If American composer Kevin Puts is any indication, we can rest assured that "classical" music has a bright future ahead. If he and other composers like him can write symphonic music of this caliber well into the 21st century, then music will never die and interest in it might even grow. I've not had the chance to hear other works by Kevin Puts, but based on his Symphony No. 4 'From Mission San Juan', my Pavlovian reaction would be to compare him to Aaron Copland. One can hear traces, or echoes, of Fanfare for the Common Man and Appalachian Spring within the pages of this symphony. It's a work inspired by the Mission of San Juan where its founding friars, amongst other duties, tried to teach Mutsun Indians how to sing church music. But despite their efforts, it seems the natives hung on to their own music, which resulted in an early American culture clash. The sombre first movement depicts the religious spirit of the mission, but the mood shifts quickly when the second movement showcases the highly spirited music of the Mutsuns. This is where Kevin Puts displays a true talent at juxtaposing many differing elements, from the joyful tunes of the down-to-earth natives to the rigidly pious chants of the missionaries, and by merging them together creates a truly colorful sonic canvas.

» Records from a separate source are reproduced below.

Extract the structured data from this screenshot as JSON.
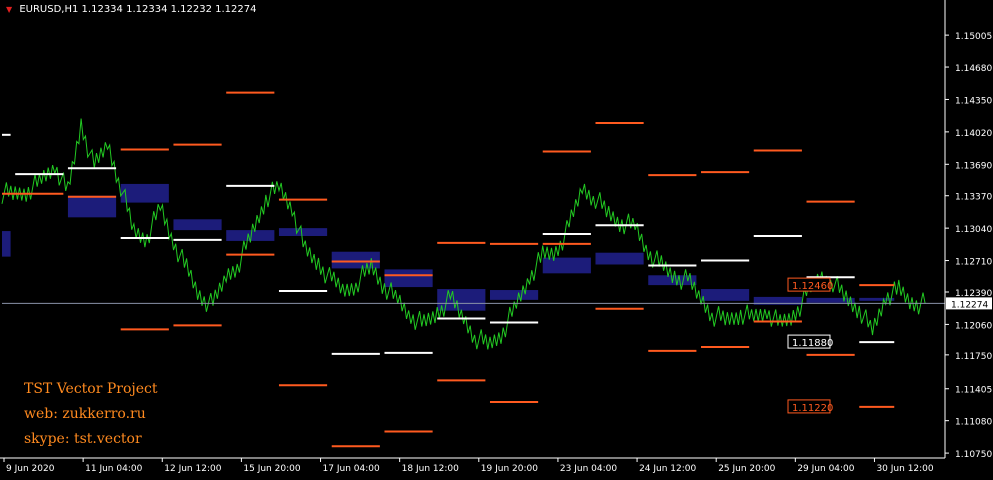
{
  "header": {
    "symbol": "EURUSD,H1",
    "ohlc": "1.12334 1.12334 1.12232 1.12274"
  },
  "watermark": {
    "line1": "TST Vector Project",
    "line2": "web: zukkerro.ru",
    "line3": "skype: tst.vector"
  },
  "colors": {
    "background": "#000000",
    "candles": "#22c922",
    "axis": "#ffffff",
    "upper_level": "#ff5a1f",
    "lower_level": "#ffffff",
    "zone": "#1c1c7a",
    "price_line": "#8a93a8"
  },
  "chart_data": {
    "type": "line",
    "title": "EURUSD,H1",
    "y_ticks": [
      "1.15005",
      "1.14680",
      "1.14350",
      "1.14020",
      "1.13690",
      "1.13370",
      "1.13040",
      "1.12710",
      "1.12390",
      "1.12060",
      "1.11750",
      "1.11405",
      "1.11080",
      "1.10750"
    ],
    "x_ticks": [
      "9 Jun 2020",
      "11 Jun 04:00",
      "12 Jun 12:00",
      "15 Jun 20:00",
      "17 Jun 04:00",
      "18 Jun 12:00",
      "19 Jun 20:00",
      "23 Jun 04:00",
      "24 Jun 12:00",
      "25 Jun 20:00",
      "29 Jun 04:00",
      "30 Jun 12:00"
    ],
    "current_price": "1.12274",
    "level_labels": [
      {
        "price": "1.12460",
        "kind": "upper"
      },
      {
        "price": "1.11880",
        "kind": "lower"
      },
      {
        "price": "1.11220",
        "kind": "upper"
      }
    ],
    "price_series": [
      {
        "x": 0,
        "y": 1.134
      },
      {
        "x": 2,
        "y": 1.1338
      },
      {
        "x": 4,
        "y": 1.1343
      },
      {
        "x": 6,
        "y": 1.1352
      },
      {
        "x": 8,
        "y": 1.1368
      },
      {
        "x": 10,
        "y": 1.134
      },
      {
        "x": 12,
        "y": 1.141
      },
      {
        "x": 14,
        "y": 1.1365
      },
      {
        "x": 16,
        "y": 1.139
      },
      {
        "x": 18,
        "y": 1.1348
      },
      {
        "x": 20,
        "y": 1.13
      },
      {
        "x": 22,
        "y": 1.1295
      },
      {
        "x": 24,
        "y": 1.1325
      },
      {
        "x": 26,
        "y": 1.129
      },
      {
        "x": 28,
        "y": 1.1262
      },
      {
        "x": 30,
        "y": 1.1235
      },
      {
        "x": 32,
        "y": 1.1225
      },
      {
        "x": 34,
        "y": 1.1255
      },
      {
        "x": 36,
        "y": 1.127
      },
      {
        "x": 38,
        "y": 1.13
      },
      {
        "x": 40,
        "y": 1.1335
      },
      {
        "x": 42,
        "y": 1.1345
      },
      {
        "x": 44,
        "y": 1.1325
      },
      {
        "x": 46,
        "y": 1.128
      },
      {
        "x": 48,
        "y": 1.1268
      },
      {
        "x": 50,
        "y": 1.125
      },
      {
        "x": 52,
        "y": 1.124
      },
      {
        "x": 54,
        "y": 1.125
      },
      {
        "x": 56,
        "y": 1.1265
      },
      {
        "x": 58,
        "y": 1.1245
      },
      {
        "x": 60,
        "y": 1.123
      },
      {
        "x": 62,
        "y": 1.1215
      },
      {
        "x": 64,
        "y": 1.1205
      },
      {
        "x": 66,
        "y": 1.1218
      },
      {
        "x": 68,
        "y": 1.1232
      },
      {
        "x": 70,
        "y": 1.1212
      },
      {
        "x": 72,
        "y": 1.1192
      },
      {
        "x": 74,
        "y": 1.1185
      },
      {
        "x": 76,
        "y": 1.12
      },
      {
        "x": 78,
        "y": 1.1225
      },
      {
        "x": 80,
        "y": 1.1255
      },
      {
        "x": 82,
        "y": 1.1275
      },
      {
        "x": 84,
        "y": 1.128
      },
      {
        "x": 86,
        "y": 1.1305
      },
      {
        "x": 88,
        "y": 1.1345
      },
      {
        "x": 90,
        "y": 1.1335
      },
      {
        "x": 92,
        "y": 1.1318
      },
      {
        "x": 94,
        "y": 1.131
      },
      {
        "x": 96,
        "y": 1.1305
      },
      {
        "x": 98,
        "y": 1.128
      },
      {
        "x": 100,
        "y": 1.1265
      },
      {
        "x": 102,
        "y": 1.1255
      },
      {
        "x": 104,
        "y": 1.125
      },
      {
        "x": 106,
        "y": 1.1232
      },
      {
        "x": 108,
        "y": 1.1215
      },
      {
        "x": 110,
        "y": 1.121
      },
      {
        "x": 112,
        "y": 1.1218
      },
      {
        "x": 114,
        "y": 1.1212
      },
      {
        "x": 116,
        "y": 1.122
      },
      {
        "x": 118,
        "y": 1.1205
      },
      {
        "x": 120,
        "y": 1.1215
      },
      {
        "x": 122,
        "y": 1.1235
      },
      {
        "x": 124,
        "y": 1.1255
      },
      {
        "x": 126,
        "y": 1.125
      },
      {
        "x": 128,
        "y": 1.1232
      },
      {
        "x": 130,
        "y": 1.1222
      },
      {
        "x": 132,
        "y": 1.1198
      },
      {
        "x": 134,
        "y": 1.1235
      },
      {
        "x": 136,
        "y": 1.124
      },
      {
        "x": 138,
        "y": 1.1228
      },
      {
        "x": 140,
        "y": 1.1227
      }
    ],
    "levels": [
      {
        "x0": 0,
        "x1": 1,
        "y": 1.1399,
        "kind": "lower"
      },
      {
        "x0": 2,
        "x1": 9,
        "y": 1.1359,
        "kind": "lower"
      },
      {
        "x0": 10,
        "x1": 17,
        "y": 1.1365,
        "kind": "lower"
      },
      {
        "x0": 0,
        "x1": 9,
        "y": 1.1339,
        "kind": "upper"
      },
      {
        "x0": 10,
        "x1": 17,
        "y": 1.1336,
        "kind": "upper"
      },
      {
        "x0": 18,
        "x1": 25,
        "y": 1.1384,
        "kind": "upper"
      },
      {
        "x0": 26,
        "x1": 33,
        "y": 1.1389,
        "kind": "upper"
      },
      {
        "x0": 34,
        "x1": 41,
        "y": 1.1442,
        "kind": "upper"
      },
      {
        "x0": 42,
        "x1": 49,
        "y": 1.1333,
        "kind": "upper"
      },
      {
        "x0": 18,
        "x1": 25,
        "y": 1.1294,
        "kind": "lower"
      },
      {
        "x0": 26,
        "x1": 33,
        "y": 1.1292,
        "kind": "lower"
      },
      {
        "x0": 34,
        "x1": 41,
        "y": 1.1347,
        "kind": "lower"
      },
      {
        "x0": 42,
        "x1": 49,
        "y": 1.124,
        "kind": "lower"
      },
      {
        "x0": 18,
        "x1": 25,
        "y": 1.1201,
        "kind": "upper"
      },
      {
        "x0": 26,
        "x1": 33,
        "y": 1.1205,
        "kind": "upper"
      },
      {
        "x0": 34,
        "x1": 41,
        "y": 1.1277,
        "kind": "upper"
      },
      {
        "x0": 42,
        "x1": 49,
        "y": 1.1144,
        "kind": "upper"
      },
      {
        "x0": 50,
        "x1": 57,
        "y": 1.127,
        "kind": "upper"
      },
      {
        "x0": 58,
        "x1": 65,
        "y": 1.1256,
        "kind": "upper"
      },
      {
        "x0": 66,
        "x1": 73,
        "y": 1.1289,
        "kind": "upper"
      },
      {
        "x0": 74,
        "x1": 81,
        "y": 1.1288,
        "kind": "upper"
      },
      {
        "x0": 50,
        "x1": 57,
        "y": 1.1082,
        "kind": "upper"
      },
      {
        "x0": 58,
        "x1": 65,
        "y": 1.1097,
        "kind": "upper"
      },
      {
        "x0": 66,
        "x1": 73,
        "y": 1.1149,
        "kind": "upper"
      },
      {
        "x0": 74,
        "x1": 81,
        "y": 1.1127,
        "kind": "upper"
      },
      {
        "x0": 50,
        "x1": 57,
        "y": 1.1176,
        "kind": "lower"
      },
      {
        "x0": 58,
        "x1": 65,
        "y": 1.1177,
        "kind": "lower"
      },
      {
        "x0": 66,
        "x1": 73,
        "y": 1.1212,
        "kind": "lower"
      },
      {
        "x0": 74,
        "x1": 81,
        "y": 1.1208,
        "kind": "lower"
      },
      {
        "x0": 82,
        "x1": 89,
        "y": 1.1298,
        "kind": "lower"
      },
      {
        "x0": 90,
        "x1": 97,
        "y": 1.1307,
        "kind": "lower"
      },
      {
        "x0": 98,
        "x1": 105,
        "y": 1.1266,
        "kind": "lower"
      },
      {
        "x0": 106,
        "x1": 113,
        "y": 1.1271,
        "kind": "lower"
      },
      {
        "x0": 114,
        "x1": 121,
        "y": 1.1296,
        "kind": "lower"
      },
      {
        "x0": 122,
        "x1": 129,
        "y": 1.1254,
        "kind": "lower"
      },
      {
        "x0": 130,
        "x1": 135,
        "y": 1.1188,
        "kind": "lower"
      },
      {
        "x0": 82,
        "x1": 89,
        "y": 1.1382,
        "kind": "upper"
      },
      {
        "x0": 90,
        "x1": 97,
        "y": 1.1411,
        "kind": "upper"
      },
      {
        "x0": 98,
        "x1": 105,
        "y": 1.1358,
        "kind": "upper"
      },
      {
        "x0": 106,
        "x1": 113,
        "y": 1.1361,
        "kind": "upper"
      },
      {
        "x0": 114,
        "x1": 121,
        "y": 1.1383,
        "kind": "upper"
      },
      {
        "x0": 122,
        "x1": 129,
        "y": 1.1331,
        "kind": "upper"
      },
      {
        "x0": 130,
        "x1": 135,
        "y": 1.1246,
        "kind": "upper"
      },
      {
        "x0": 82,
        "x1": 89,
        "y": 1.1288,
        "kind": "upper"
      },
      {
        "x0": 90,
        "x1": 97,
        "y": 1.1222,
        "kind": "upper"
      },
      {
        "x0": 98,
        "x1": 105,
        "y": 1.1179,
        "kind": "upper"
      },
      {
        "x0": 106,
        "x1": 113,
        "y": 1.1183,
        "kind": "upper"
      },
      {
        "x0": 114,
        "x1": 121,
        "y": 1.1209,
        "kind": "upper"
      },
      {
        "x0": 122,
        "x1": 129,
        "y": 1.1175,
        "kind": "upper"
      },
      {
        "x0": 130,
        "x1": 135,
        "y": 1.1122,
        "kind": "upper"
      }
    ],
    "zones": [
      {
        "x0": 0,
        "x1": 1,
        "y_top": 1.1301,
        "y_bot": 1.1275
      },
      {
        "x0": 10,
        "x1": 17,
        "y_top": 1.1337,
        "y_bot": 1.1315
      },
      {
        "x0": 18,
        "x1": 25,
        "y_top": 1.1349,
        "y_bot": 1.133
      },
      {
        "x0": 26,
        "x1": 33,
        "y_top": 1.1313,
        "y_bot": 1.1302
      },
      {
        "x0": 34,
        "x1": 41,
        "y_top": 1.1302,
        "y_bot": 1.1291
      },
      {
        "x0": 42,
        "x1": 49,
        "y_top": 1.1304,
        "y_bot": 1.1296
      },
      {
        "x0": 50,
        "x1": 57,
        "y_top": 1.128,
        "y_bot": 1.1263
      },
      {
        "x0": 58,
        "x1": 65,
        "y_top": 1.1262,
        "y_bot": 1.1244
      },
      {
        "x0": 66,
        "x1": 73,
        "y_top": 1.1242,
        "y_bot": 1.122
      },
      {
        "x0": 74,
        "x1": 81,
        "y_top": 1.1241,
        "y_bot": 1.1231
      },
      {
        "x0": 82,
        "x1": 89,
        "y_top": 1.1274,
        "y_bot": 1.1258
      },
      {
        "x0": 90,
        "x1": 97,
        "y_top": 1.1279,
        "y_bot": 1.1267
      },
      {
        "x0": 98,
        "x1": 105,
        "y_top": 1.1256,
        "y_bot": 1.1246
      },
      {
        "x0": 106,
        "x1": 113,
        "y_top": 1.1242,
        "y_bot": 1.123
      },
      {
        "x0": 114,
        "x1": 121,
        "y_top": 1.1234,
        "y_bot": 1.1226
      },
      {
        "x0": 122,
        "x1": 129,
        "y_top": 1.1233,
        "y_bot": 1.1228
      },
      {
        "x0": 130,
        "x1": 135,
        "y_top": 1.1233,
        "y_bot": 1.123
      }
    ],
    "x_domain": [
      0,
      143
    ],
    "y_domain": [
      1.107,
      1.1522
    ]
  }
}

Conflicts arise in the third movement and thunderous clashes of orchestral forces dominate the scene, but with broad and sweeping melodies the final movement comes to an effective, dramatic and uplifting coda which serves to emphasize the spirit and energy behind the whole work.

A symphony that should become a signpost, a beacon, and light the way forward for many years to come.

As far as the two choral works on this CD are concerned, If I Were a Swan and To Touch the Sky are pretty well par for the course when compared to recent choral writing from composers like Lauridsen, Whitacre, Pärt, etc ... and are a pleasure to listen to. But one song in particular from To Touch the Sky, based on a poem by Emily Brontë and titled At Castle Wood has completely captured my attention and admiration, and is one of the main reasons why I keep listening over and over again to this CD. It begins quietly with only two vocal lines moving over a simple melody carried forward by a steady and constant rhythmic pulse, but as it progresses, the composer layers the tenor, soprano, and baritone voices over each other with rich and expansive harmony, and near the end slowly reverts back to the simple opening melody. One line in particular, 'No wish to keep my soul below' with a shifting interval from a fifth to a fourth on the words 'my soul', is of breathtaking beauty. And both the words and the music add a strange twist to the ending. Just this song alone would warrant having this recording.

My first encounter with the choir Conspirare was with their release of a very impressive CD titled Sing Freedom! reviewed here. I was impressed by the way this choir could express all the different emotions inherent in every song, and am pleased to notice that this quality is still present, and even more so, in this new recording.

I believe all these pieces make their world première appearance on this new recording. Highly recommended to both choral and orchestral fans alike.

Jean-Yves Duperron - September 2013